The U.N. resolution is intended to bring about peace in the form of “an immediate ceasefire” in Libya. The moral justification for the use of force in the resolution derives from this phrase: “Considering that the widespread and systematic attacks currently taking place in the Libyan Arab Jamahiriya against the civilian population which may amount to crimes against humanity.” “Crimes against humanity” is the key phrase.
Just War theory does include a criterion to protect non-combatants during war. “Responsibility to Protect,” however, has the prevention of war crimes as its primary goal. The Responsibility to Protect or “Rt2P” “is a new international security and human rights norm to address the international community’s failure to prevent and stop genocides, war crimes, ethnic cleansing and crimes against humanity.” It is a non-governmental Agency driven initiative to work to actually prevent these atrocities.
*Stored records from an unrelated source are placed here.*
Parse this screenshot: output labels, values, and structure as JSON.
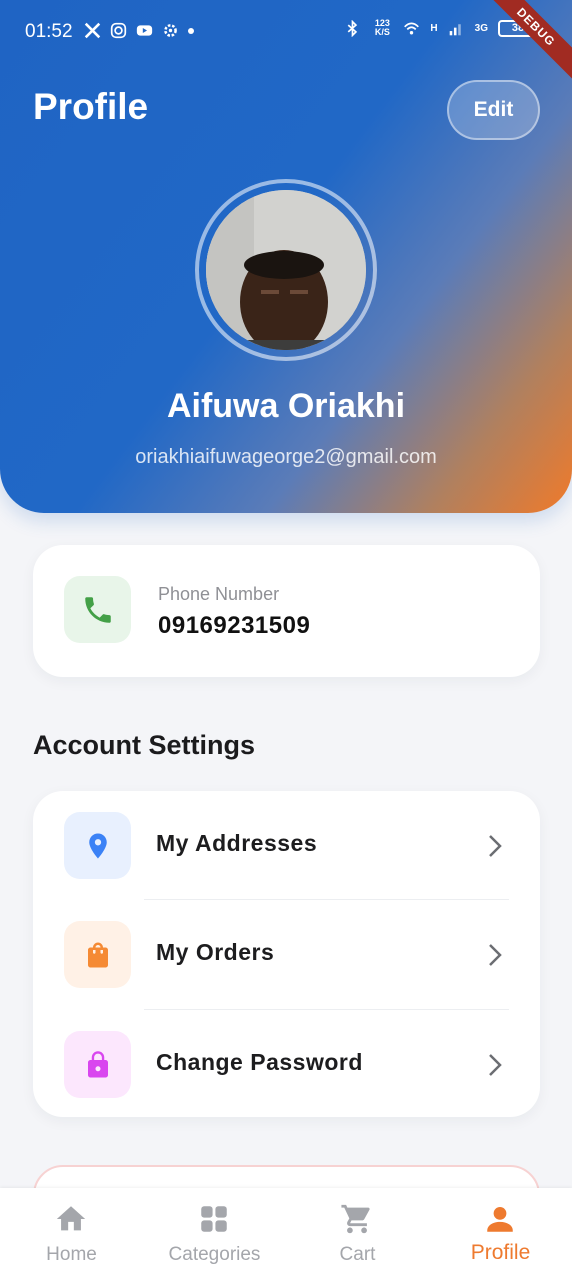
{
  "status_bar": {
    "time": "01:52",
    "net_speed": "123 K/S",
    "network_1": "H",
    "network_2": "3G",
    "battery": "38",
    "debug_banner": "DEBUG"
  },
  "header": {
    "title": "Profile",
    "edit_label": "Edit",
    "name": "Aifuwa Oriakhi",
    "email": "oriakhiaifuwageorge2@gmail.com"
  },
  "phone": {
    "label": "Phone Number",
    "value": "09169231509",
    "icon": "phone-icon"
  },
  "account_settings": {
    "title": "Account Settings",
    "items": [
      {
        "label": "My Addresses",
        "icon": "location-pin-icon",
        "icon_color": "#3b82f6",
        "icon_bg": "#e8f0fe"
      },
      {
        "label": "My Orders",
        "icon": "shopping-bag-icon",
        "icon_color": "#f58a34",
        "icon_bg": "#fff1e6"
      },
      {
        "label": "Change Password",
        "icon": "lock-icon",
        "icon_color": "#d946ef",
        "icon_bg": "#fce7fd"
      }
    ]
  },
  "nav": {
    "items": [
      {
        "label": "Home",
        "icon": "home-icon"
      },
      {
        "label": "Categories",
        "icon": "grid-icon"
      },
      {
        "label": "Cart",
        "icon": "cart-icon"
      },
      {
        "label": "Profile",
        "icon": "person-icon",
        "active": true
      }
    ],
    "active_color": "#ee7a2f",
    "inactive_color": "#a4a6ab"
  },
  "colors": {
    "header_blue": "#1f64c4",
    "header_orange": "#f07a2a",
    "background": "#f4f5f8"
  }
}
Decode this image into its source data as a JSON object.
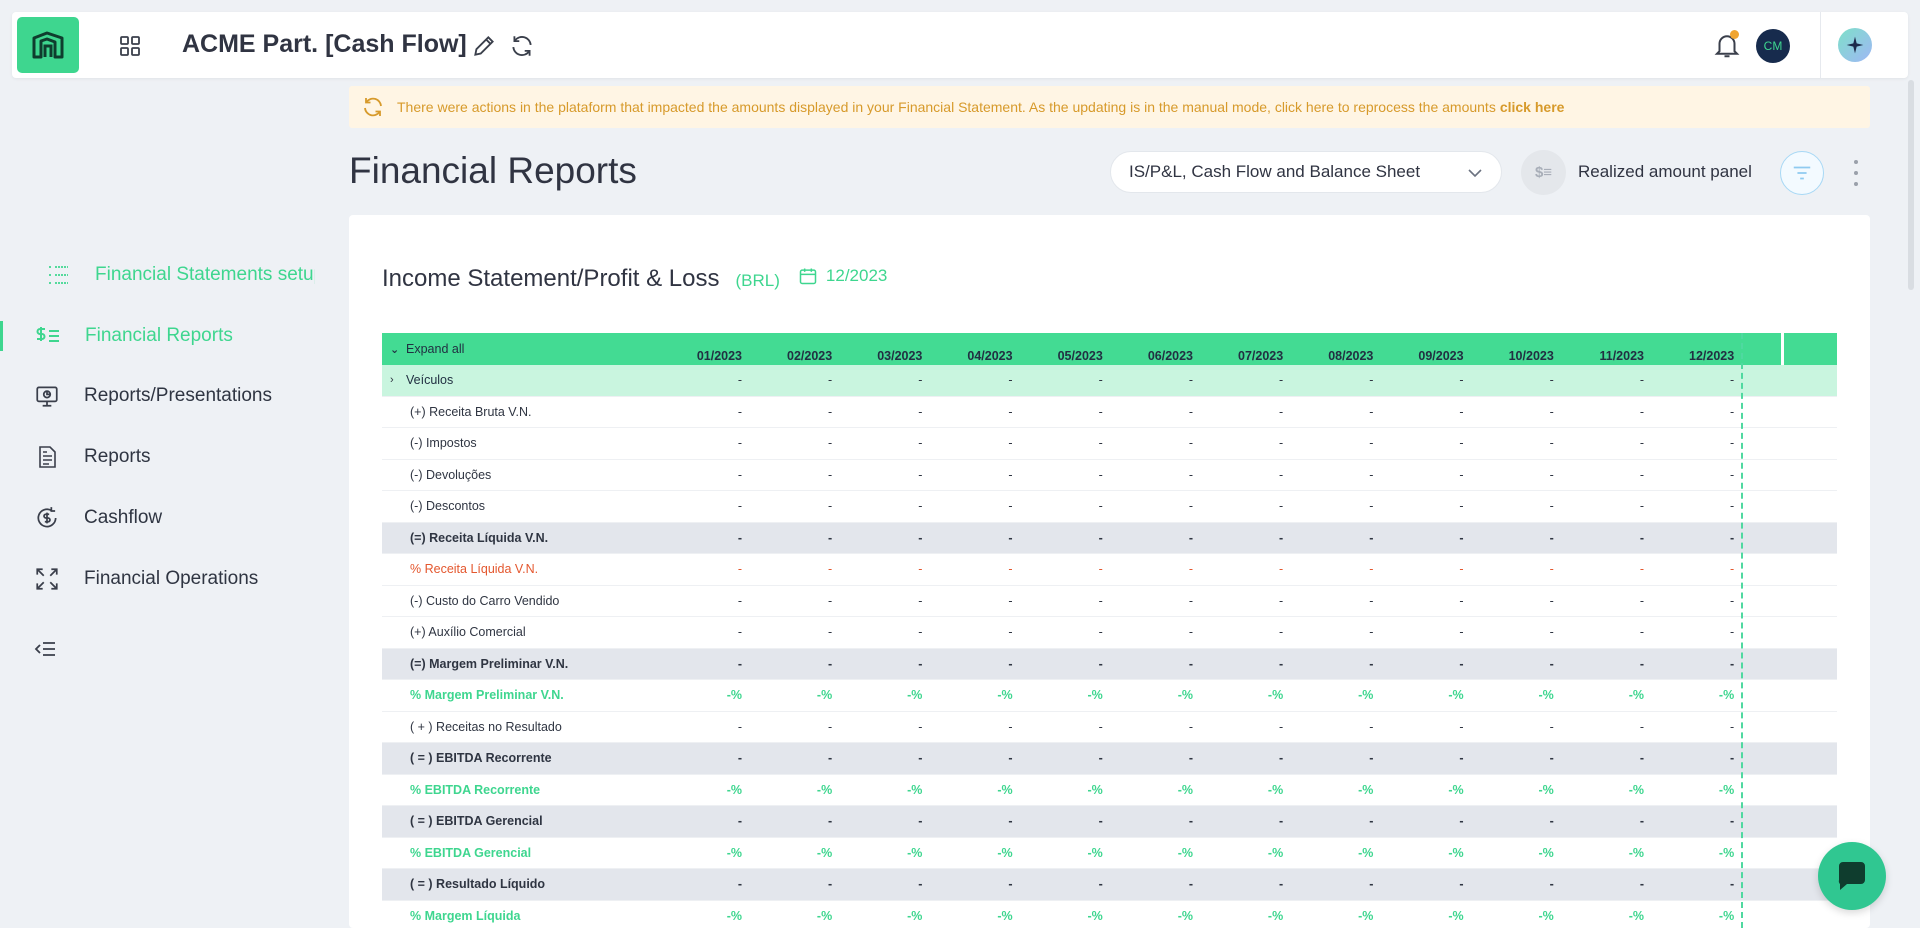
{
  "header": {
    "app_title": "ACME Part. [Cash Flow]",
    "avatar_initials": "CM"
  },
  "alert": {
    "message": "There were actions in the plataform that impacted the amounts displayed in your Financial Statement. As the updating is in the manual mode, click here to reprocess the amounts",
    "link": "click here"
  },
  "sidebar": {
    "items": [
      {
        "label": "Financial Statements setup"
      },
      {
        "label": "Financial Reports"
      },
      {
        "label": "Reports/Presentations"
      },
      {
        "label": "Reports"
      },
      {
        "label": "Cashflow"
      },
      {
        "label": "Financial Operations"
      }
    ]
  },
  "page": {
    "title": "Financial Reports",
    "view_select": "IS/P&L, Cash Flow and Balance Sheet",
    "realized_icon": "$≡",
    "realized_label": "Realized amount panel"
  },
  "report": {
    "title": "Income Statement/Profit & Loss",
    "currency": "(BRL)",
    "date": "12/2023",
    "expand_all": "Expand all",
    "months": [
      "01/2023",
      "02/2023",
      "03/2023",
      "04/2023",
      "05/2023",
      "06/2023",
      "07/2023",
      "08/2023",
      "09/2023",
      "10/2023",
      "11/2023",
      "12/2023"
    ],
    "rows": [
      {
        "label": "Veículos",
        "type": "group",
        "value": "-"
      },
      {
        "label": "(+) Receita Bruta V.N.",
        "type": "normal",
        "value": "-"
      },
      {
        "label": "(-) Impostos",
        "type": "normal",
        "value": "-"
      },
      {
        "label": "(-) Devoluções",
        "type": "normal",
        "value": "-"
      },
      {
        "label": "(-) Descontos",
        "type": "normal",
        "value": "-"
      },
      {
        "label": "(=) Receita Líquida V.N.",
        "type": "subtotal",
        "value": "-"
      },
      {
        "label": "% Receita Líquida V.N.",
        "type": "red",
        "value": "-"
      },
      {
        "label": "(-) Custo do Carro Vendido",
        "type": "normal",
        "value": "-"
      },
      {
        "label": "(+) Auxílio Comercial",
        "type": "normal",
        "value": "-"
      },
      {
        "label": "(=) Margem Preliminar V.N.",
        "type": "subtotal",
        "value": "-"
      },
      {
        "label": "% Margem Preliminar V.N.",
        "type": "green",
        "value": "-%"
      },
      {
        "label": "( + ) Receitas no Resultado",
        "type": "normal",
        "value": "-"
      },
      {
        "label": "( = ) EBITDA Recorrente",
        "type": "subtotal",
        "value": "-"
      },
      {
        "label": "% EBITDA Recorrente",
        "type": "green",
        "value": "-%"
      },
      {
        "label": "( = ) EBITDA Gerencial",
        "type": "subtotal",
        "value": "-"
      },
      {
        "label": "% EBITDA Gerencial",
        "type": "green",
        "value": "-%"
      },
      {
        "label": "( = ) Resultado Líquido",
        "type": "subtotal",
        "value": "-"
      },
      {
        "label": "% Margem Líquida",
        "type": "green",
        "value": "-%"
      }
    ]
  },
  "colors": {
    "accent": "#3ed68f",
    "header_row": "#43db93",
    "group_row": "#c9f5df",
    "subtotal_row": "#e3e6ec",
    "negative_text": "#e4572e",
    "alert_bg": "#fff5e4",
    "alert_text": "#d79a2b"
  },
  "icons": [
    "logo-icon",
    "apps-grid-icon",
    "edit-pencil-icon",
    "refresh-icon",
    "bell-icon",
    "avatar",
    "ai-sparkle-icon",
    "list-setup-icon",
    "dollar-list-icon",
    "presentation-icon",
    "report-document-icon",
    "cashflow-icon",
    "expand-arrows-icon",
    "collapse-menu-icon",
    "calendar-icon",
    "chevron-down-icon",
    "filter-icon",
    "more-vertical-icon",
    "chat-icon"
  ]
}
After the genocide in Rwanda, many in the international peace and justice community realized that just saying “never again” was not enough. How, many of us asked, do we make “never again” actually become never again? In the moral morass that was the Rwandan genocide, the dancing around the word “genocide” was part of failure of the international community to prevent genocide against between half a million to nearly a million people in that country.
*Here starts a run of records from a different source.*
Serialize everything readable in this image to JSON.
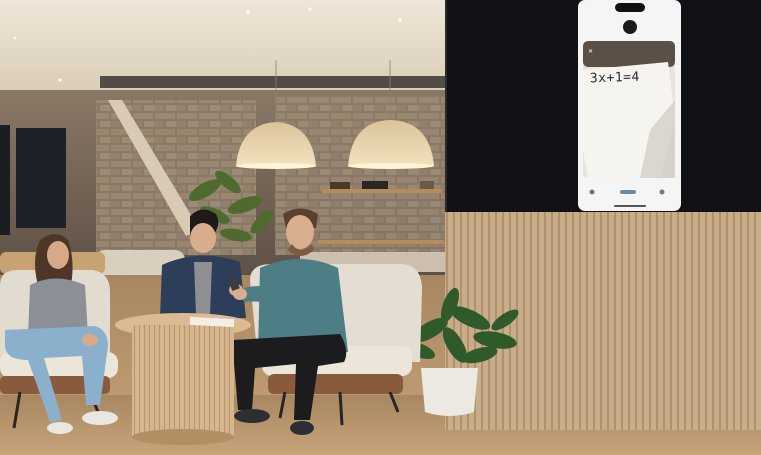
{
  "phone_screen": {
    "handwritten_equation": "3x+1=4"
  },
  "colors": {
    "ceiling": "#e6dccd",
    "floor": "#b8966d",
    "wood_panel": "#c8ab87",
    "tv_bezel": "#101010",
    "phone_screen": "#f4f4f4",
    "lamp_shade": "#e9d7b4"
  }
}
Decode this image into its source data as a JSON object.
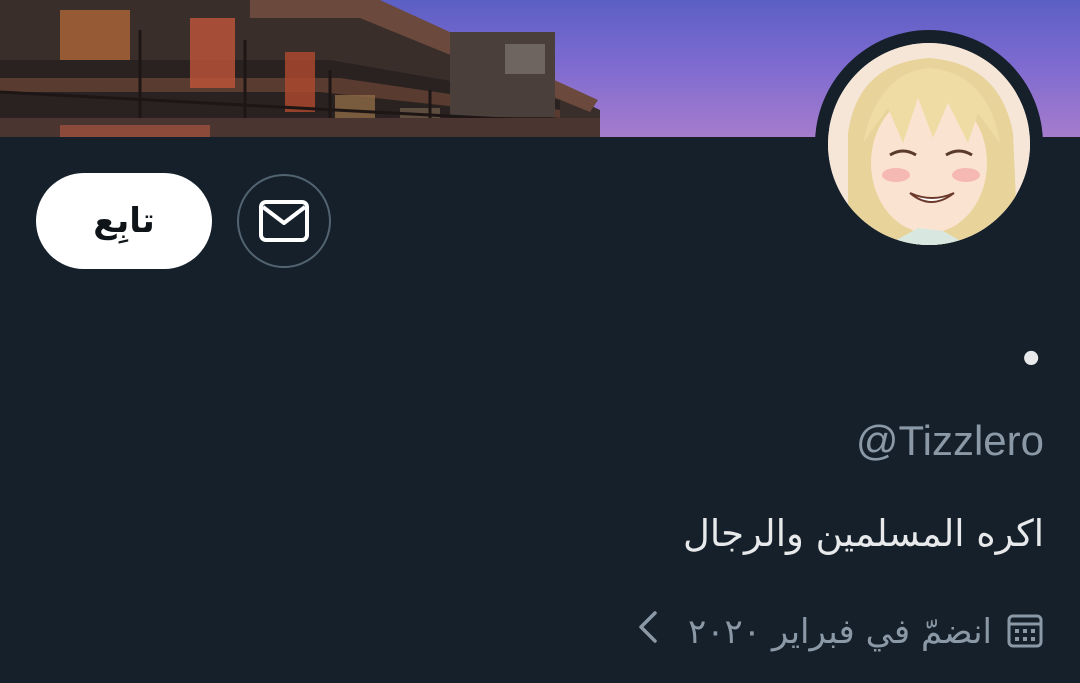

Samantha Power, now a member of the Obama Administration, reveals in her Atlantic article, “Bystanders to Genocide: Why the United States Let the Rwandan Tragedy Happen,” and then in her book, A Problem From Hell: America and the Age of Genocide (2002), why “never again” is not enough to actually prevent genocide. “The story of U.S. policy during the genocide in Rwanda is not a story of willful complicity with evil. U.S. officials did not sit around and conspire to allow genocide to happen. But whatever their convictions about ‘never again,’ many of them did sit around, and they most certainly did allow genocide to happen.”
I taught A Problem from Hell in my January seminary course on “Peacemaking and Human Security.” It is a lengthy and truly emotionally troubling book, but after reading her extensive research including interviews with many of the U.S. policymakers, it does lead one to agree with her conclusion in regard to Rwanda. She argues “that the U.S. government knew enough about the genocide early on to save lives, but passed up countless opportunities to intervene.”
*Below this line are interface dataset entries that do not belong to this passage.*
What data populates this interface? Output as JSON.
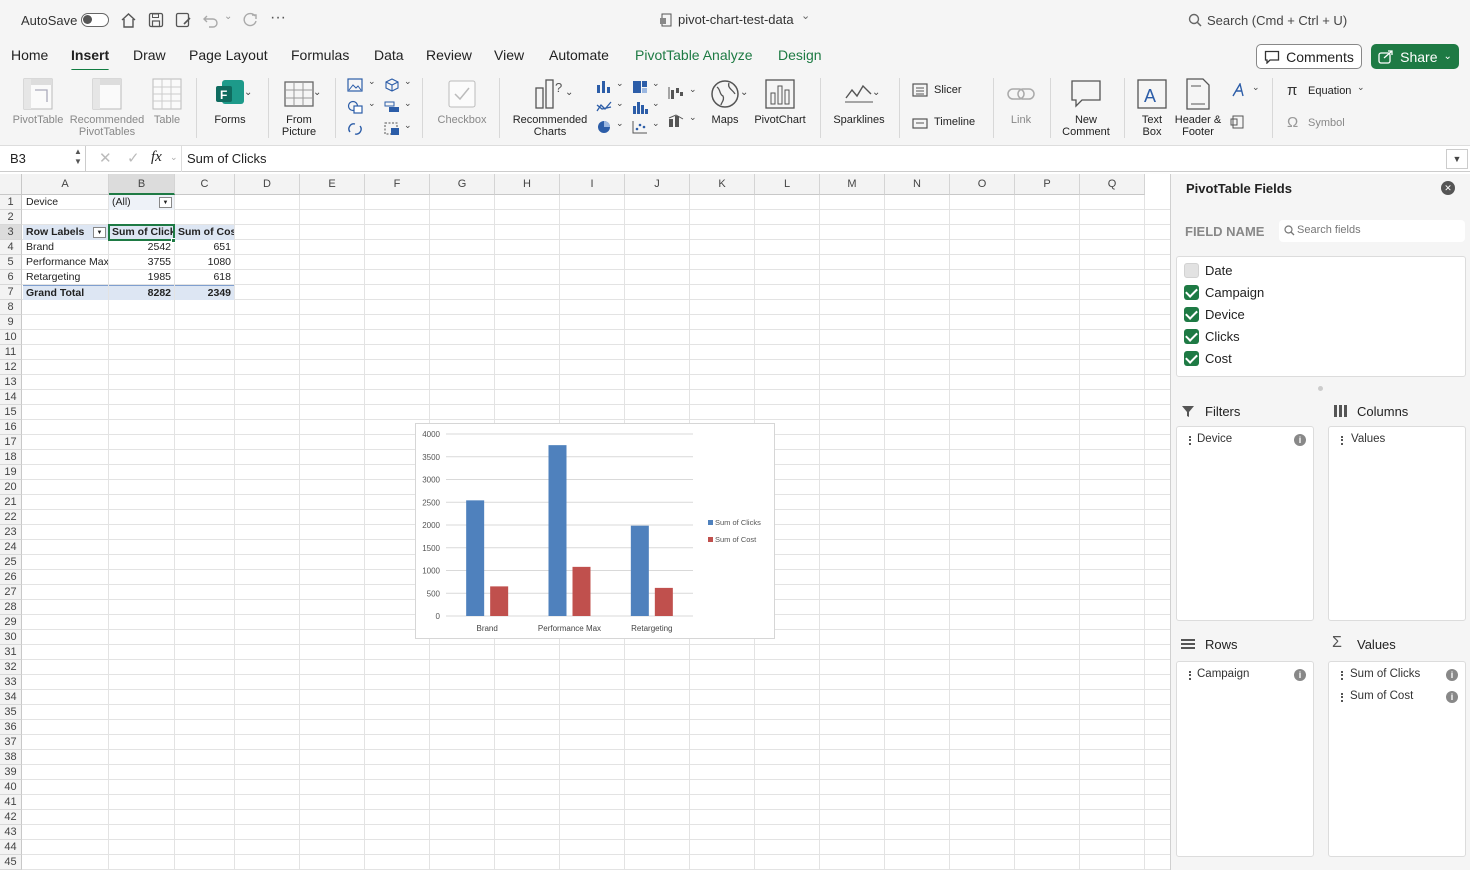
{
  "titlebar": {
    "autosave": "AutoSave",
    "filename": "pivot-chart-test-data",
    "search": "Search (Cmd + Ctrl + U)"
  },
  "menu": {
    "tabs": [
      "Home",
      "Insert",
      "Draw",
      "Page Layout",
      "Formulas",
      "Data",
      "Review",
      "View",
      "Automate",
      "PivotTable Analyze",
      "Design"
    ],
    "comments": "Comments",
    "share": "Share"
  },
  "ribbon": {
    "pivottable": "PivotTable",
    "recommended_pivot_1": "Recommended",
    "recommended_pivot_2": "PivotTables",
    "table": "Table",
    "forms": "Forms",
    "from_picture_1": "From",
    "from_picture_2": "Picture",
    "checkbox": "Checkbox",
    "recommended_charts_1": "Recommended",
    "recommended_charts_2": "Charts",
    "maps": "Maps",
    "pivotchart": "PivotChart",
    "sparklines": "Sparklines",
    "slicer": "Slicer",
    "timeline": "Timeline",
    "link": "Link",
    "new_comment_1": "New",
    "new_comment_2": "Comment",
    "text_box_1": "Text",
    "text_box_2": "Box",
    "header_footer_1": "Header &",
    "header_footer_2": "Footer",
    "equation": "Equation",
    "symbol": "Symbol"
  },
  "formula_bar": {
    "name_box": "B3",
    "fx": "fx",
    "formula": "Sum of Clicks"
  },
  "grid": {
    "columns": [
      "A",
      "B",
      "C",
      "D",
      "E",
      "F",
      "G",
      "H",
      "I",
      "J",
      "K",
      "L",
      "M",
      "N",
      "O",
      "P",
      "Q"
    ],
    "rows": [
      "1",
      "2",
      "3",
      "4",
      "5",
      "6",
      "7",
      "8",
      "9",
      "10",
      "11",
      "12",
      "13",
      "14",
      "15",
      "16",
      "17",
      "18",
      "19",
      "20",
      "21",
      "22",
      "23",
      "24",
      "25",
      "26",
      "27",
      "28",
      "29",
      "30",
      "31",
      "32",
      "33",
      "34",
      "35",
      "36",
      "37",
      "38",
      "39",
      "40",
      "41",
      "42",
      "43",
      "44",
      "45"
    ],
    "filter_label": "Device",
    "filter_value": "(All)",
    "header": {
      "a": "Row Labels",
      "b": "Sum of Clicks",
      "c": "Sum of Cost"
    },
    "data": [
      {
        "label": "Brand",
        "clicks": "2542",
        "cost": "651"
      },
      {
        "label": "Performance Max",
        "clicks": "3755",
        "cost": "1080"
      },
      {
        "label": "Retargeting",
        "clicks": "1985",
        "cost": "618"
      }
    ],
    "total": {
      "label": "Grand Total",
      "clicks": "8282",
      "cost": "2349"
    }
  },
  "chart_data": {
    "type": "bar",
    "categories": [
      "Brand",
      "Performance Max",
      "Retargeting"
    ],
    "series": [
      {
        "name": "Sum of Clicks",
        "values": [
          2542,
          3755,
          1985
        ],
        "color": "#4f81bd"
      },
      {
        "name": "Sum of Cost",
        "values": [
          651,
          1080,
          618
        ],
        "color": "#c0504d"
      }
    ],
    "ylim": [
      0,
      4000
    ],
    "yticks": [
      "0",
      "500",
      "1000",
      "1500",
      "2000",
      "2500",
      "3000",
      "3500",
      "4000"
    ],
    "legend": "right",
    "grid": true
  },
  "pane": {
    "title": "PivotTable Fields",
    "field_name": "FIELD NAME",
    "search_placeholder": "Search fields",
    "fields": [
      {
        "label": "Date",
        "checked": false
      },
      {
        "label": "Campaign",
        "checked": true
      },
      {
        "label": "Device",
        "checked": true
      },
      {
        "label": "Clicks",
        "checked": true
      },
      {
        "label": "Cost",
        "checked": true
      }
    ],
    "filters_title": "Filters",
    "filters": [
      "Device"
    ],
    "columns_title": "Columns",
    "columns": [
      "Values"
    ],
    "rows_title": "Rows",
    "rows": [
      "Campaign"
    ],
    "values_title": "Values",
    "values": [
      "Sum of Clicks",
      "Sum of Cost"
    ]
  }
}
So the international community had to ask itself, when confronted with the regime of Colonel Qaddafi, both the history of his oppressive regime and his current threats to show “no mercy or compassion” for those who are fighting him, whether this was genocide in the making.
I believe, to date, that the apparent conclusion of the international community that Qaddafi was fully capable of engaging in genocidal violence against those rebelling against his regime, was correct. Thus the U.N. resolution is the right decision especially if there can be a relatively quick move to a “ceasefire.”
This is obviously a difficult and morally complex situation. It is notoriously difficult to protect civilians in war, as Just War theory mandates. It is notoriously difficult to bring about a cessation of conflict, as Just Peace theory acknowledges. But it is simply intolerable to allow genocide to take place.
Never again has to mean never again.
Susan Brooks Thistlethwaite | Mar 23, 2011 9:36 PM